Inside a sold-out Depot Wednesday night, British rock guitar legend Jeff Beck blazed away on his signature Fender Stratocaster with his characteristic flash as he aired out his own songbook and played spirited selections from across the spectrum.

Beck's delightful take on "Somewhere Over the Rainbow," was one highlight as was Sly and the Family Stone's "I Want To Take You Higher," but hands-down, the show-stopper for a majority of the audience seemed to be Beck's strangely arranged version of The Beatles "A Day In The Life."

The 66-year-old Beck, who onstage could easily pass for a guy in his mid-40s, rarely spoke but enthusiastically interacted with his hyper-talented bandmates throughout the night. At one point, he even playfully flipped the bird to keyboardist Jason Rebello for holding a note longer than Beck could.

Beck, who ended his "Rock 'n' Roll Party" tour and traveling tribute to Les Paul with Irish singer Imelda May on Saturday in San Francisco, paid homage to the late great guitarist and inventor with a scorching version of "How High The Moon," which was OK, despite having piped-in vocals. Also serving up vocals was bassist Rhonda Smith, who gracefully sang Muddy Waters' "Rollin' and Tumblin'."

But the meat of the show the numerous instrumentals including "People Get Ready," "Led Boots" and "Elegy for Dunkirk." Although Beck hasn't played Salt Lake since 1999, he seems to be touring more steadily these days. And United Concerts seems to bring back bands that sell out The Depot. Here's hoping Beck doesn't wait another 11 years before returning.

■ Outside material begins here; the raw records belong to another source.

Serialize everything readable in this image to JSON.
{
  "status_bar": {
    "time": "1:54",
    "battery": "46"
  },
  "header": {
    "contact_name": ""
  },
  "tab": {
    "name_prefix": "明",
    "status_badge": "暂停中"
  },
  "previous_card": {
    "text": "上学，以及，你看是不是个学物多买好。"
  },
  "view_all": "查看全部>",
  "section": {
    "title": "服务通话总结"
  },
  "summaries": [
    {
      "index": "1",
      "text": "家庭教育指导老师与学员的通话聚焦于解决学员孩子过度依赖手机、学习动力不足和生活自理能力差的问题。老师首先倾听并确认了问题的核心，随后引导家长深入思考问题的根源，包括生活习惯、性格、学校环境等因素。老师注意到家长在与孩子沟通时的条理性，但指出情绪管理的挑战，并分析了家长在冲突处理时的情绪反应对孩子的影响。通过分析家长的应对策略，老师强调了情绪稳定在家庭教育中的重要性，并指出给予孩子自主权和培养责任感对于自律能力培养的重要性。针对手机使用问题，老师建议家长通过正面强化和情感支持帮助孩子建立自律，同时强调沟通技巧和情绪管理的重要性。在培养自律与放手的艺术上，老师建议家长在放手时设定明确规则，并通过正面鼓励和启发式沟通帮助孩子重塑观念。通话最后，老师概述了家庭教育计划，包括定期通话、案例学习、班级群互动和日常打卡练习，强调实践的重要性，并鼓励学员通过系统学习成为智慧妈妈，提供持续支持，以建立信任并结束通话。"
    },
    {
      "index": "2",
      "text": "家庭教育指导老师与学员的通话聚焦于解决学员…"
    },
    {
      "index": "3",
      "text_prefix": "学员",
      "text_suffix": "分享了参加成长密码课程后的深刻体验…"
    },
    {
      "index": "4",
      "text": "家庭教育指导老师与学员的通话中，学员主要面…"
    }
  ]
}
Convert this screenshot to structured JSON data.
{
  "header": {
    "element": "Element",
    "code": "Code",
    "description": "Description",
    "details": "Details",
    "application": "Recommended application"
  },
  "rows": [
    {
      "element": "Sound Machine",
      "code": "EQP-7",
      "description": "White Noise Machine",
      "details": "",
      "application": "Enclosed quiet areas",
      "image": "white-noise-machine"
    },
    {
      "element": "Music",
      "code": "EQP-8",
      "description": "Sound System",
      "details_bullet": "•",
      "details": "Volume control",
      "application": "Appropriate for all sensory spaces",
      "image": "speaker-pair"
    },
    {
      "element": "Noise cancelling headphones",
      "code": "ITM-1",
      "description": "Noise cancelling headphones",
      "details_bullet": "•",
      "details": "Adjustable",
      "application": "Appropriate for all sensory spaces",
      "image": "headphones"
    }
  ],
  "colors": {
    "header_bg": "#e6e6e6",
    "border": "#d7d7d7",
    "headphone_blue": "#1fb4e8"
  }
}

It's not an easy business holding the continued interests of 2,000 people without a captivating lead singer. Beck proved repeatedly Wednesday that in the right hands, a guitar's all you really need.